In addition to serving as a spiritual center for the community, the African Meeting House was the chief cultural, educational, and political nexus of Boston’s black community. The African School held classes in a room on the first floor of the meeting house from 1808 until 1835, when it moved into the new Abiel Smith School. Classes returned to the meeting house in 1849 when most African Americans chose to withdraw their children from the Smith School in order to protest against segregated education. Adult education was regularly offered at the meeting house in the form of classes and lectures. Abolitionists including William Lloyd Garrison, Maria Stewart, Wendell Phillips, Sarah Grimke, and Frederick Douglass all spoke at the meeting house.
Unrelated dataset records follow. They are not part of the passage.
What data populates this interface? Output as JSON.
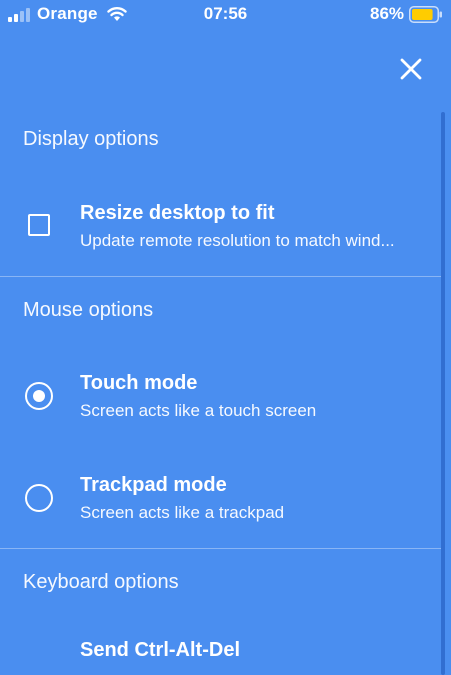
{
  "status_bar": {
    "carrier": "Orange",
    "time": "07:56",
    "battery_percent": "86%",
    "battery_level": 0.86,
    "battery_color": "#ffcc00",
    "icons": [
      "signal-icon",
      "wifi-icon",
      "battery-icon"
    ]
  },
  "close_icon": "close-icon",
  "sections": {
    "display": {
      "header": "Display options",
      "options": [
        {
          "title": "Resize desktop to fit",
          "subtitle": "Update remote resolution to match wind...",
          "control": "checkbox",
          "checked": false
        }
      ]
    },
    "mouse": {
      "header": "Mouse options",
      "options": [
        {
          "title": "Touch mode",
          "subtitle": "Screen acts like a touch screen",
          "control": "radio",
          "selected": true
        },
        {
          "title": "Trackpad mode",
          "subtitle": "Screen acts like a trackpad",
          "control": "radio",
          "selected": false
        }
      ]
    },
    "keyboard": {
      "header": "Keyboard options",
      "options": [
        {
          "title": "Send Ctrl-Alt-Del"
        }
      ]
    }
  },
  "colors": {
    "background": "#4a8ef0",
    "text": "#ffffff"
  }
}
The Massachusetts General Colored Association, which was the first abolitionist organization in Boston, met at the African Meeting House, and in 1832 the New England Anti-Slavery Society was founded there. Community celebrations often occurred at the meeting house, including annual commemorations of Haitian Independence (1803) and the end of the international slave trade (1807). In 1863 the meeting house served as a recruitment post for the 54th Massachusetts Volunteer Regiment, which was the first official African American military regiment to fight for the Union in the Civil War.

In 1898 the Baptist congregation sold their meeting house and moved to a new location in the South End. The meeting house became the Jewish Congregation Anshi Libavitz in 1904 and was acquired by the Museum of African American History in 1972.

The Meeting House exterior is Federal style and is symmetrical. The building is brick and is three stories high with a mixture of double-hung and two-story round arched windows on the upper floors. The ground floor features some blind arches, typical of the Federal style. While there is much speculation on who designed the building, many accredit Asher Benjamin, a leader in early American architecture, who wrote “The American Builder’s Companion” in 1806. It is also proposed that a contemporary of Benjamin’s, Mr. Ward Jackson, may have been responsible for the design. Jackson was aquatinted with Benjamin and they both were members of the Society of Associated Housewrights. Jackson was also probably familiar with Benjamin’s book before it’s publication. Either way, the African Meeting House stands as not only architecturally significant, but one of the most historically significant buildings in New England!

Abiel Smith School // 1834

The Abiel Smith School, located at 46 Joy Street, was constructed between 1834 and 1835. It was built by the City of Boston to house the African School and was one of the earliest buildings designed by architect Richard Upjohn. Starting in 1787, many black Bostonians fought tirelessly against the inequality and discrimination in public schools. At that early date, numerous community members, including Prince Hall, petitioned the state legislature claiming that it was unjust for their taxes to support the education of white children when the city had no school for black children. However, a small number of African American children did attend the city’s white schools in the early 1800s.

In 1798, sixty members of the black community organized the African School in order to educate their children. In 1815 white businessman Abiel Smith died and bequeathed $4,000 for the education of African American children in Boston. The school committee used interest from this money to fund the African School and they later used a portion of it to construct the Abiel Smith School. The school was opened on March 3, 1835, but the conditions in this school were inferior to those of the white schools in Boston and the black community continued to fight for equal opportunities in education. The school has since been acquired by the Museum of African American History.